Jurassic Giant Fleas Likely Preyed Upon Hairy or Feathered Hosts
A giant flea from the Middle Jurassic
Writing in the journal Nature this week, KU entomologist Michael Engel and an international research team have described the oldest definitive fleas to date: giant fleas from the Middle Jurassic and Early Cretaceous of China.
The findings by Engel, André Nel and colleagues show that these ancient fleas were wingless and distinctly larger than recent fleas with body lengths of 14–20.6 mm (.5 to almost an inch) in females and 8–14.7 mm (about .25-.5 inch) in males. They also had many defining features of fleas while they retained primitive traits, such as non-jumping hind legs.
Their most impressive feature, however, was their long and serrated suctorial siphon, which was used for piercing the hides of their hosts. These were longer in females than in males. The authors note that an apparent difference between these and modern fleas is the size of the mouthpart, which are relatively shorter in today’s examples. However, they are proportionally about the same length relative to overall body size in both the ancient and modern flea.

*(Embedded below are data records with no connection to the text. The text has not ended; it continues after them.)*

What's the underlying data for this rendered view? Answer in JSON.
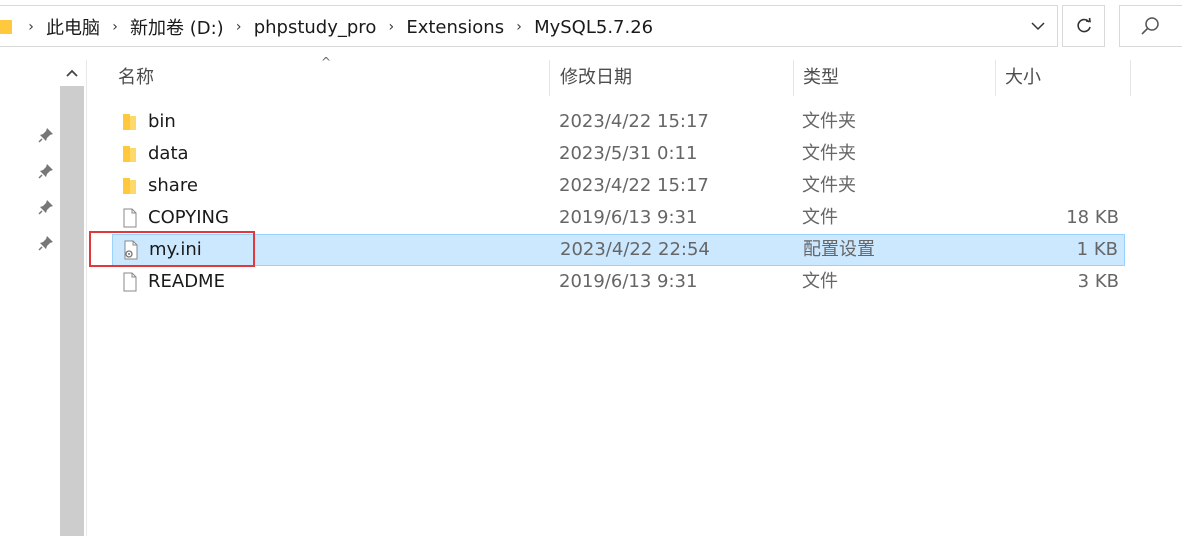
{
  "breadcrumb": {
    "items": [
      "此电脑",
      "新加卷 (D:)",
      "phpstudy_pro",
      "Extensions",
      "MySQL5.7.26"
    ]
  },
  "columns": {
    "name": "名称",
    "date": "修改日期",
    "type": "类型",
    "size": "大小"
  },
  "files": [
    {
      "name": "bin",
      "date": "2023/4/22 15:17",
      "type": "文件夹",
      "size": "",
      "kind": "folder",
      "selected": false
    },
    {
      "name": "data",
      "date": "2023/5/31 0:11",
      "type": "文件夹",
      "size": "",
      "kind": "folder",
      "selected": false
    },
    {
      "name": "share",
      "date": "2023/4/22 15:17",
      "type": "文件夹",
      "size": "",
      "kind": "folder",
      "selected": false
    },
    {
      "name": "COPYING",
      "date": "2019/6/13 9:31",
      "type": "文件",
      "size": "18 KB",
      "kind": "file",
      "selected": false
    },
    {
      "name": "my.ini",
      "date": "2023/4/22 22:54",
      "type": "配置设置",
      "size": "1 KB",
      "kind": "ini",
      "selected": true
    },
    {
      "name": "README",
      "date": "2019/6/13 9:31",
      "type": "文件",
      "size": "3 KB",
      "kind": "file",
      "selected": false
    }
  ],
  "colors": {
    "selection_bg": "#cce8ff",
    "selection_border": "#99d1ff",
    "highlight_box": "#e0383b",
    "folder": "#ffc83d"
  }
}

The discovery also provides a clue as to the development of chosen hosts for fleas. The fleas’ special morphology suggests that they had hairy or feathered ‘reptilian’ hosts before moving on to mammals and birds later on.